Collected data
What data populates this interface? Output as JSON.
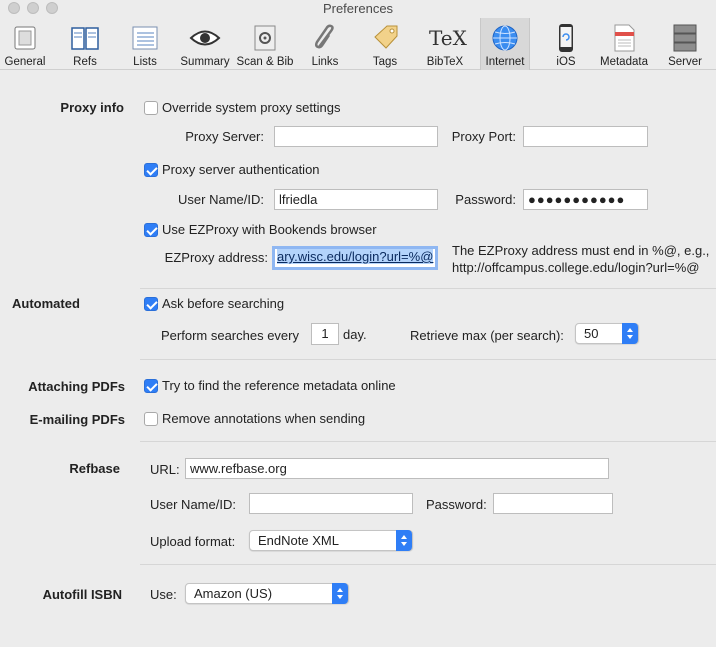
{
  "window": {
    "title": "Preferences"
  },
  "toolbar": {
    "items": [
      {
        "label": "General",
        "icon": "general-icon"
      },
      {
        "label": "Refs",
        "icon": "refs-icon"
      },
      {
        "label": "Lists",
        "icon": "lists-icon"
      },
      {
        "label": "Summary",
        "icon": "eye-icon"
      },
      {
        "label": "Scan & Bib",
        "icon": "scan-icon"
      },
      {
        "label": "Links",
        "icon": "paperclip-icon"
      },
      {
        "label": "Tags",
        "icon": "tag-icon"
      },
      {
        "label": "BibTeX",
        "icon": "tex-icon"
      },
      {
        "label": "Internet",
        "icon": "globe-icon"
      },
      {
        "label": "iOS",
        "icon": "phone-icon"
      },
      {
        "label": "Metadata",
        "icon": "document-icon"
      },
      {
        "label": "Server",
        "icon": "server-icon"
      }
    ],
    "selected": "Internet",
    "tex_glyph": "TeX"
  },
  "proxy": {
    "section": "Proxy info",
    "override_label": "Override system proxy settings",
    "override_checked": false,
    "server_label": "Proxy Server:",
    "server_value": "",
    "port_label": "Proxy Port:",
    "port_value": "",
    "auth_label": "Proxy server authentication",
    "auth_checked": true,
    "user_label": "User Name/ID:",
    "user_value": "lfriedla",
    "password_label": "Password:",
    "password_value": "●●●●●●●●●●●",
    "ezproxy_label": "Use EZProxy with Bookends browser",
    "ezproxy_checked": true,
    "ezaddr_label": "EZProxy address:",
    "ezaddr_value": "ary.wisc.edu/login?url=%@",
    "ez_note_line1": "The EZProxy address must end in %@, e.g.,",
    "ez_note_line2": "http://offcampus.college.edu/login?url=%@"
  },
  "automated": {
    "section": "Automated",
    "ask_label": "Ask before searching",
    "ask_checked": true,
    "perform_label": "Perform searches every",
    "days_value": "1",
    "day_label": "day.",
    "retrieve_label": "Retrieve max (per search):",
    "retrieve_value": "50"
  },
  "attaching": {
    "section": "Attaching PDFs",
    "label": "Try to find the reference metadata online",
    "checked": true
  },
  "emailing": {
    "section": "E-mailing PDFs",
    "label": "Remove annotations when sending",
    "checked": false
  },
  "refbase": {
    "section": "Refbase",
    "url_label": "URL:",
    "url_value": "www.refbase.org",
    "user_label": "User Name/ID:",
    "user_value": "",
    "password_label": "Password:",
    "password_value": "",
    "upload_label": "Upload format:",
    "upload_value": "EndNote XML"
  },
  "autofill": {
    "section": "Autofill ISBN",
    "use_label": "Use:",
    "use_value": "Amazon (US)"
  },
  "colors": {
    "accent": "#2f7ef6",
    "selection": "#b3d3fb",
    "focus_ring": "#8fb7f2"
  }
}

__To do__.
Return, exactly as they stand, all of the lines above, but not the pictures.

__Result of the task__.
What data populates this interface? Output as JSON.
{
  "window": {
    "title": "Preferences"
  },
  "toolbar": {
    "items": [
      {
        "label": "General",
        "icon": "general-icon"
      },
      {
        "label": "Refs",
        "icon": "refs-icon"
      },
      {
        "label": "Lists",
        "icon": "lists-icon"
      },
      {
        "label": "Summary",
        "icon": "eye-icon"
      },
      {
        "label": "Scan & Bib",
        "icon": "scan-icon"
      },
      {
        "label": "Links",
        "icon": "paperclip-icon"
      },
      {
        "label": "Tags",
        "icon": "tag-icon"
      },
      {
        "label": "BibTeX",
        "icon": "tex-icon"
      },
      {
        "label": "Internet",
        "icon": "globe-icon"
      },
      {
        "label": "iOS",
        "icon": "phone-icon"
      },
      {
        "label": "Metadata",
        "icon": "document-icon"
      },
      {
        "label": "Server",
        "icon": "server-icon"
      }
    ],
    "selected": "Internet",
    "tex_glyph": "TeX"
  },
  "proxy": {
    "section": "Proxy info",
    "override_label": "Override system proxy settings",
    "override_checked": false,
    "server_label": "Proxy Server:",
    "server_value": "",
    "port_label": "Proxy Port:",
    "port_value": "",
    "auth_label": "Proxy server authentication",
    "auth_checked": true,
    "user_label": "User Name/ID:",
    "user_value": "lfriedla",
    "password_label": "Password:",
    "password_value": "●●●●●●●●●●●",
    "ezproxy_label": "Use EZProxy with Bookends browser",
    "ezproxy_checked": true,
    "ezaddr_label": "EZProxy address:",
    "ezaddr_value": "ary.wisc.edu/login?url=%@",
    "ez_note_line1": "The EZProxy address must end in %@, e.g.,",
    "ez_note_line2": "http://offcampus.college.edu/login?url=%@"
  },
  "automated": {
    "section": "Automated",
    "ask_label": "Ask before searching",
    "ask_checked": true,
    "perform_label": "Perform searches every",
    "days_value": "1",
    "day_label": "day.",
    "retrieve_label": "Retrieve max (per search):",
    "retrieve_value": "50"
  },
  "attaching": {
    "section": "Attaching PDFs",
    "label": "Try to find the reference metadata online",
    "checked": true
  },
  "emailing": {
    "section": "E-mailing PDFs",
    "label": "Remove annotations when sending",
    "checked": false
  },
  "refbase": {
    "section": "Refbase",
    "url_label": "URL:",
    "url_value": "www.refbase.org",
    "user_label": "User Name/ID:",
    "user_value": "",
    "password_label": "Password:",
    "password_value": "",
    "upload_label": "Upload format:",
    "upload_value": "EndNote XML"
  },
  "autofill": {
    "section": "Autofill ISBN",
    "use_label": "Use:",
    "use_value": "Amazon (US)"
  },
  "colors": {
    "accent": "#2f7ef6",
    "selection": "#b3d3fb",
    "focus_ring": "#8fb7f2"
  }
}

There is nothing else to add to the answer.